WORK TO COMPLETE
Scan the entries for lines with the word "kind" and copy those lines.

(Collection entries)
################

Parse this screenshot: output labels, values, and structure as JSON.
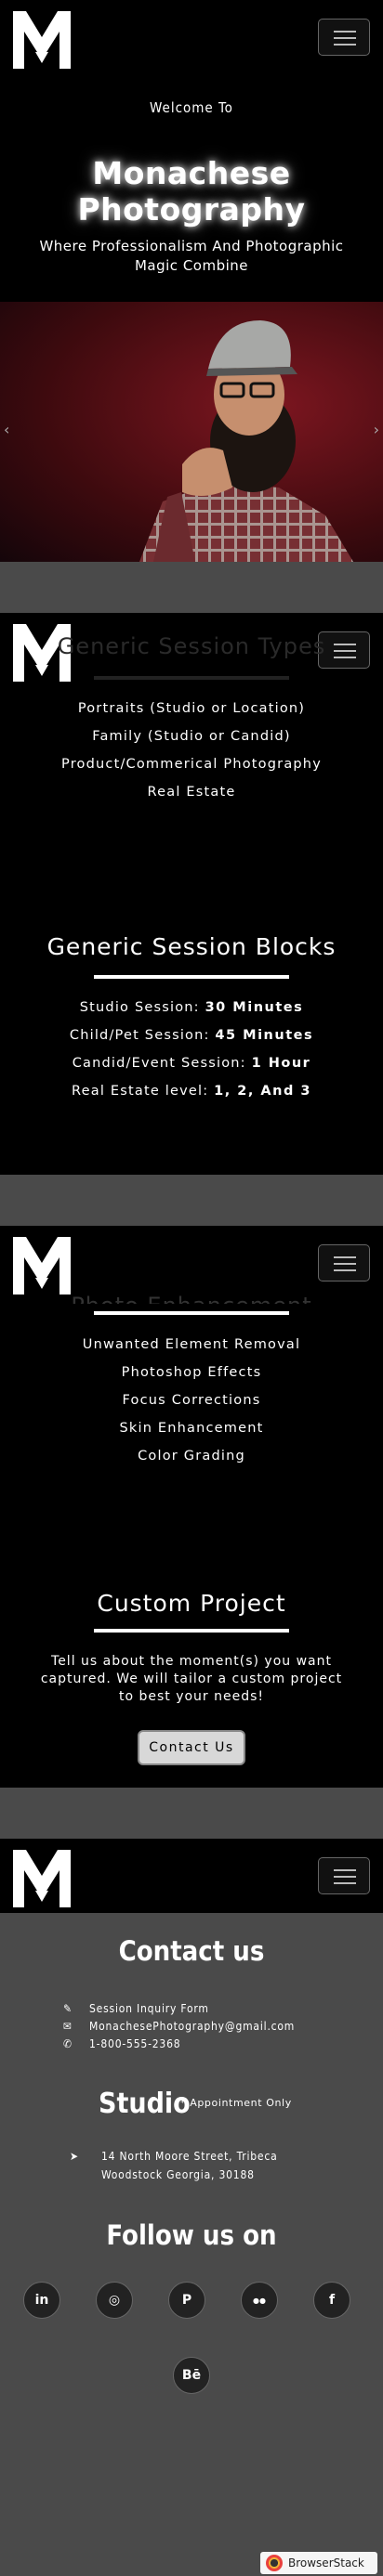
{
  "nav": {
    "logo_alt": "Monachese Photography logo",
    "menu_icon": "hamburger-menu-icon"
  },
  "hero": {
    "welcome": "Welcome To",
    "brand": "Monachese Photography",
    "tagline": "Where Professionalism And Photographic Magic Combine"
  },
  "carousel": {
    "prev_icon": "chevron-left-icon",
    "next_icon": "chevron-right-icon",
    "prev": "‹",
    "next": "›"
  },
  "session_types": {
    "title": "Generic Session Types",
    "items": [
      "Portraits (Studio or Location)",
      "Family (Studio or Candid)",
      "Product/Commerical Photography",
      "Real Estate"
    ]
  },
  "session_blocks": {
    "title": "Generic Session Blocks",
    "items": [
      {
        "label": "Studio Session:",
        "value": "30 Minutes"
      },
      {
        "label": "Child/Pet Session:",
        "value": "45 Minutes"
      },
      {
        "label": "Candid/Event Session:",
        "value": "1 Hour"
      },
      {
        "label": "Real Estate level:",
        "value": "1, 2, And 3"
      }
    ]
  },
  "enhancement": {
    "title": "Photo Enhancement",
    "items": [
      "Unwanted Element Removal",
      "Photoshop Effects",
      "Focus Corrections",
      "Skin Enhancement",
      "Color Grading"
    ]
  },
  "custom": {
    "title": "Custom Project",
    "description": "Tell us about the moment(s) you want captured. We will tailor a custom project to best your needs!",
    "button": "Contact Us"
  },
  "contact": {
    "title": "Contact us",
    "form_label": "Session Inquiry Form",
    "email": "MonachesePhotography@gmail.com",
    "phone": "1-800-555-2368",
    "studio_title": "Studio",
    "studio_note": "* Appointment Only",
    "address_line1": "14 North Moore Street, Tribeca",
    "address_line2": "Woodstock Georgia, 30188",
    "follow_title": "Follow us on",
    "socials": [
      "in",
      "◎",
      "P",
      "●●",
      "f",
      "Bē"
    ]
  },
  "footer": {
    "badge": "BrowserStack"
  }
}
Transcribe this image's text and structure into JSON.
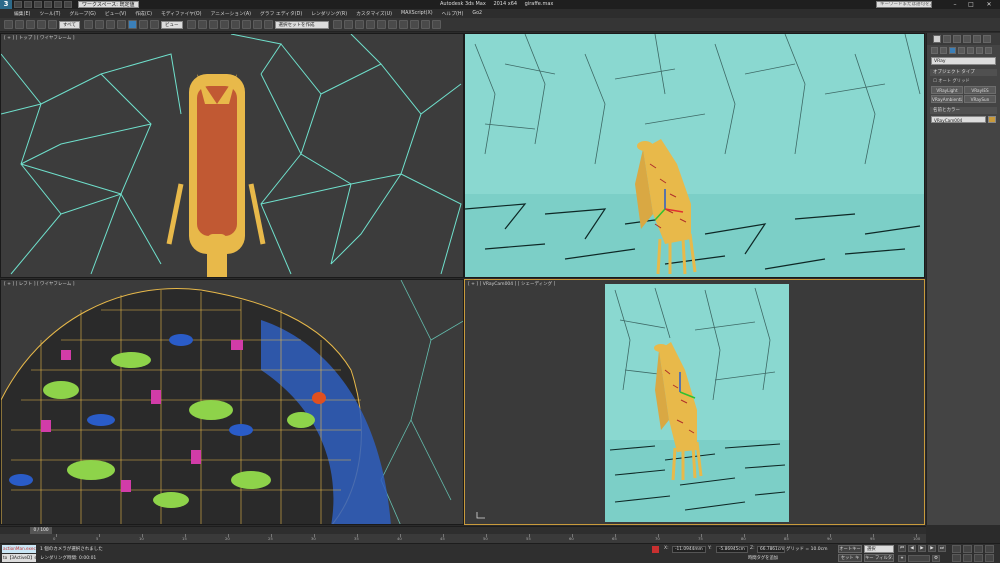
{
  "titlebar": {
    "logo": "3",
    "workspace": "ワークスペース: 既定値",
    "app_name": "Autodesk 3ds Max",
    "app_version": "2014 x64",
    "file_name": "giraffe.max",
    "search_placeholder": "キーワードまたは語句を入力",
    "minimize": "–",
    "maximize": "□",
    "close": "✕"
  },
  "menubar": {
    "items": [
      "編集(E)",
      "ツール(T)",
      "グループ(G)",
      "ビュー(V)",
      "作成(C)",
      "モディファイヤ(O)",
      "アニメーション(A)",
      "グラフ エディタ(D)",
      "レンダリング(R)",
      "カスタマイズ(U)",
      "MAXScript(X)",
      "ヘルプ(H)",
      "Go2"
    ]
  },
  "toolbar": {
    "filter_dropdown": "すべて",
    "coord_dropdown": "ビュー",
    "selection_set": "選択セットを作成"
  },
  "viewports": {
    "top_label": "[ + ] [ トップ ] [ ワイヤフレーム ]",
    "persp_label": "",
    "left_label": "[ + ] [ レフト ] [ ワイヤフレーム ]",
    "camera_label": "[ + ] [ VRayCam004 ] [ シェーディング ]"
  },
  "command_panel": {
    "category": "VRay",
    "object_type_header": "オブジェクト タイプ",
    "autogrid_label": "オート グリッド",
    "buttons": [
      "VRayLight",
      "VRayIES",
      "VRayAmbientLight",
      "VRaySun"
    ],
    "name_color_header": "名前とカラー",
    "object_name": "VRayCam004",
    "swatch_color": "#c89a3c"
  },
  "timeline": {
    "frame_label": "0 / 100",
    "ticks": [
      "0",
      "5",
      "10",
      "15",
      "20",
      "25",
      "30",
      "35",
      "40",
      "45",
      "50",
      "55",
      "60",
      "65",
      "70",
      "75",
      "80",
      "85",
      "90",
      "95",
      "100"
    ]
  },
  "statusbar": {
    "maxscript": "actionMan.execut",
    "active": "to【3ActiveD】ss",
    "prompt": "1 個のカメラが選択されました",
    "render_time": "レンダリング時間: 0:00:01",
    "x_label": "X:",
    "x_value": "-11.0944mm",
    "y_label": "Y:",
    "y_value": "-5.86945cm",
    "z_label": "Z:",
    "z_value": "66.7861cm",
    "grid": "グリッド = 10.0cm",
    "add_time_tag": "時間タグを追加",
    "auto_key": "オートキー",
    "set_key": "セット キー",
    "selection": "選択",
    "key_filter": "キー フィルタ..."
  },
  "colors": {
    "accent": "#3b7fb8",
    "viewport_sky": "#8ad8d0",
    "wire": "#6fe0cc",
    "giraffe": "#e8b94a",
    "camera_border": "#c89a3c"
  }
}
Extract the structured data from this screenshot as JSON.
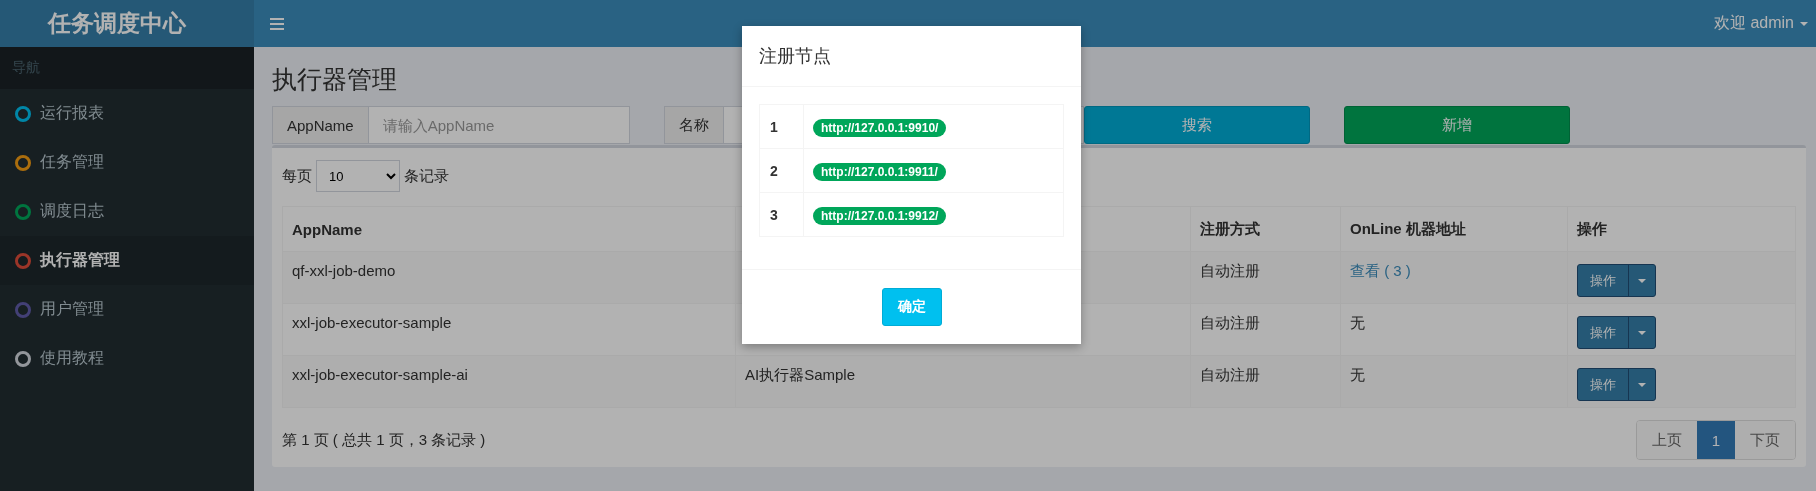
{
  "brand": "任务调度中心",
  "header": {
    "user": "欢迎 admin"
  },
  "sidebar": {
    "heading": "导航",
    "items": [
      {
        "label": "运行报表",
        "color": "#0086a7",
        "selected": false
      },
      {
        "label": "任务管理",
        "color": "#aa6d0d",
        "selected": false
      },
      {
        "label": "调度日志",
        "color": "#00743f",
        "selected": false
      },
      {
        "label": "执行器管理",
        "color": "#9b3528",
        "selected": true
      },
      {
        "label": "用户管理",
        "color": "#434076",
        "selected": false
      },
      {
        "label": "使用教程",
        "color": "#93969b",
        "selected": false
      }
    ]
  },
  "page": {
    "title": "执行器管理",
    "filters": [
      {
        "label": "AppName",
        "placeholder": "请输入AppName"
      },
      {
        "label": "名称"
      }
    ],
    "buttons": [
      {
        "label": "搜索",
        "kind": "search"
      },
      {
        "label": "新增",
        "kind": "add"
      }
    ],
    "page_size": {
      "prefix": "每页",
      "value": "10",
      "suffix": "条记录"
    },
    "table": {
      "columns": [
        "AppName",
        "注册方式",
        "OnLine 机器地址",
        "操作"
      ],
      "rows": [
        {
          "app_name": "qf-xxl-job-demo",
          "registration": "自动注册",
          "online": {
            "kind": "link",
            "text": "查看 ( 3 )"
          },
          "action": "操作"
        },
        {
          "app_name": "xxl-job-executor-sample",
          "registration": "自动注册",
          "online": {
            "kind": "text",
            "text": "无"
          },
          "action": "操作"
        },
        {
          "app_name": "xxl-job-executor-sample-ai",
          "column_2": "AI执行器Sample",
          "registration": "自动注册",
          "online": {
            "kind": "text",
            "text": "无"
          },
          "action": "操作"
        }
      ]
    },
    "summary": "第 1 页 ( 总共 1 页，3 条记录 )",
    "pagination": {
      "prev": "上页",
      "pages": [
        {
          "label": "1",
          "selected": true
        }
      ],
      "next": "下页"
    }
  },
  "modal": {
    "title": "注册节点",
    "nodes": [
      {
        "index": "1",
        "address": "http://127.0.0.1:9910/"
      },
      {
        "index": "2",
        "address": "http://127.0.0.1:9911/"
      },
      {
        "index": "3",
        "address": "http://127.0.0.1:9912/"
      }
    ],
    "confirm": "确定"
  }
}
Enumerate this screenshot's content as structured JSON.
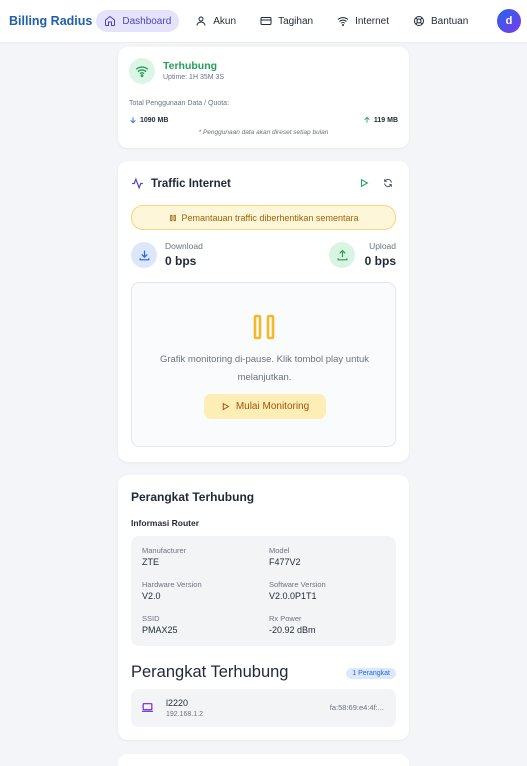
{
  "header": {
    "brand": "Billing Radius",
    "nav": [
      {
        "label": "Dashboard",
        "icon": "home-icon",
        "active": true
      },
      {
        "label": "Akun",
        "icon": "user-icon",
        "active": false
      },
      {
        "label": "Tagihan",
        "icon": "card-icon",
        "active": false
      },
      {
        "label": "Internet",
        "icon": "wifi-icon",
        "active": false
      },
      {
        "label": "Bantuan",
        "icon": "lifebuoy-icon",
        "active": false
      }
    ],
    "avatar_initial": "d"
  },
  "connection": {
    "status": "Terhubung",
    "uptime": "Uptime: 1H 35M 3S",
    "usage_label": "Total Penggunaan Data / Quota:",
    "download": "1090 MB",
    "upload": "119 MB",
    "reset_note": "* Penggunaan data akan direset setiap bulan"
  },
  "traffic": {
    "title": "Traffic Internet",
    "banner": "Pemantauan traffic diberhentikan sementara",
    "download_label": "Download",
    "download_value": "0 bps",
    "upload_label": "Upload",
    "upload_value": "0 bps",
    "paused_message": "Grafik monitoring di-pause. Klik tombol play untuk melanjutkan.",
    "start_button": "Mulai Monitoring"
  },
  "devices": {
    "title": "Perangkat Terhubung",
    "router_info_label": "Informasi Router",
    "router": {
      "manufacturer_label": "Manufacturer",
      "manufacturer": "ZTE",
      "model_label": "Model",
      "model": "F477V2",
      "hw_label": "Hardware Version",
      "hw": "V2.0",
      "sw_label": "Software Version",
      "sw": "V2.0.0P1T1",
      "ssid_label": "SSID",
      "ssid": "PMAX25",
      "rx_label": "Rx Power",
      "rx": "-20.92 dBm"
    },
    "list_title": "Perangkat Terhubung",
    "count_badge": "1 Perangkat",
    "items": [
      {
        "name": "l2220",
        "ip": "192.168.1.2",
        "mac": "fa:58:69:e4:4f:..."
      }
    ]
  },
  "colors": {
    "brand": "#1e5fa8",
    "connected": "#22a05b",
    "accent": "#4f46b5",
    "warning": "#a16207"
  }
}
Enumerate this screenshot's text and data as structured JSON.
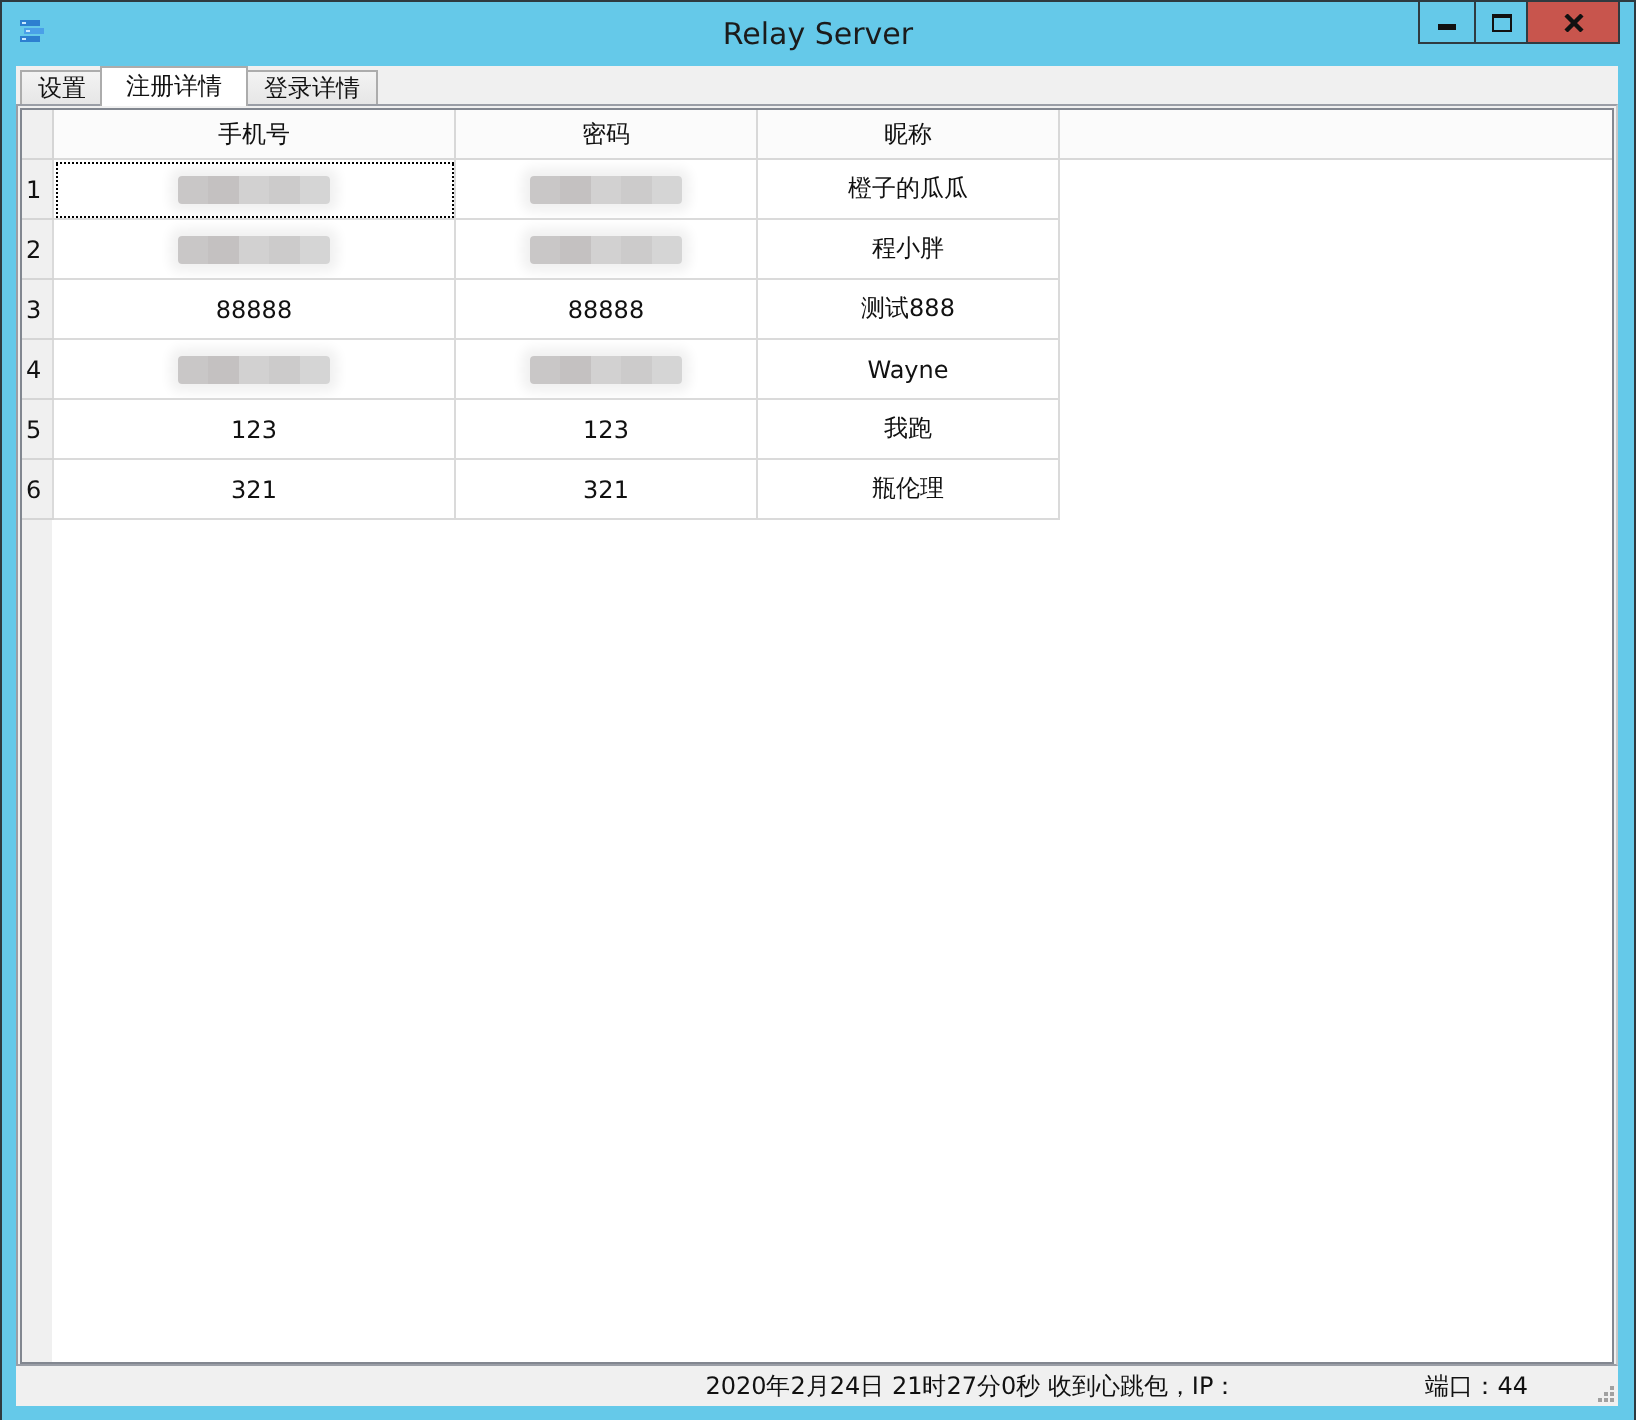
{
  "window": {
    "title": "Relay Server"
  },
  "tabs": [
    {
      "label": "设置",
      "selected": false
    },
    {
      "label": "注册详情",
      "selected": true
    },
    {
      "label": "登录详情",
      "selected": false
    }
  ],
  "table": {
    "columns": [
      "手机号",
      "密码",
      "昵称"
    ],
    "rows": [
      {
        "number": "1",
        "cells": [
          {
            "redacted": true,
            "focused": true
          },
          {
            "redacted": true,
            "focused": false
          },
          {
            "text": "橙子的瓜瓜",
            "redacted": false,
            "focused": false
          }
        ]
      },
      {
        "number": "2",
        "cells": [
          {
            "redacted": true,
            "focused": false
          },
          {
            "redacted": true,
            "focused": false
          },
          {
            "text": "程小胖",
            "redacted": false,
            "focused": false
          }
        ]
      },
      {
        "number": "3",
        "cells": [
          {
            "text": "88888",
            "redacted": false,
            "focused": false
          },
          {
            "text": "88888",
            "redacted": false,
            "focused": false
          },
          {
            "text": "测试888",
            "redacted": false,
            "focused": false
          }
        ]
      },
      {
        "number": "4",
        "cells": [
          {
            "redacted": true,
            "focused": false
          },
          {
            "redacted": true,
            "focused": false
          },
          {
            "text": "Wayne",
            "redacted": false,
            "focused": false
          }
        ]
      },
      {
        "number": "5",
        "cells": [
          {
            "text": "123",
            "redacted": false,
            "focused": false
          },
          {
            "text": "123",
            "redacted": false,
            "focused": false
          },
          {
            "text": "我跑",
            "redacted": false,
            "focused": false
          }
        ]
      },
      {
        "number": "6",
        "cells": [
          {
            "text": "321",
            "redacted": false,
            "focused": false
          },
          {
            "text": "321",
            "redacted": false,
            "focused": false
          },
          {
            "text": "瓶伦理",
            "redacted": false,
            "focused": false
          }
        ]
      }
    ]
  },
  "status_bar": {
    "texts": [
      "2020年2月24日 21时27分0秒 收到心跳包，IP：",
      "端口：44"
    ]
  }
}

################

ANSWER BOX
        "kind": "search"
        "kind": "add"
            "kind": "link",
            "kind": "text",
            "kind": "text",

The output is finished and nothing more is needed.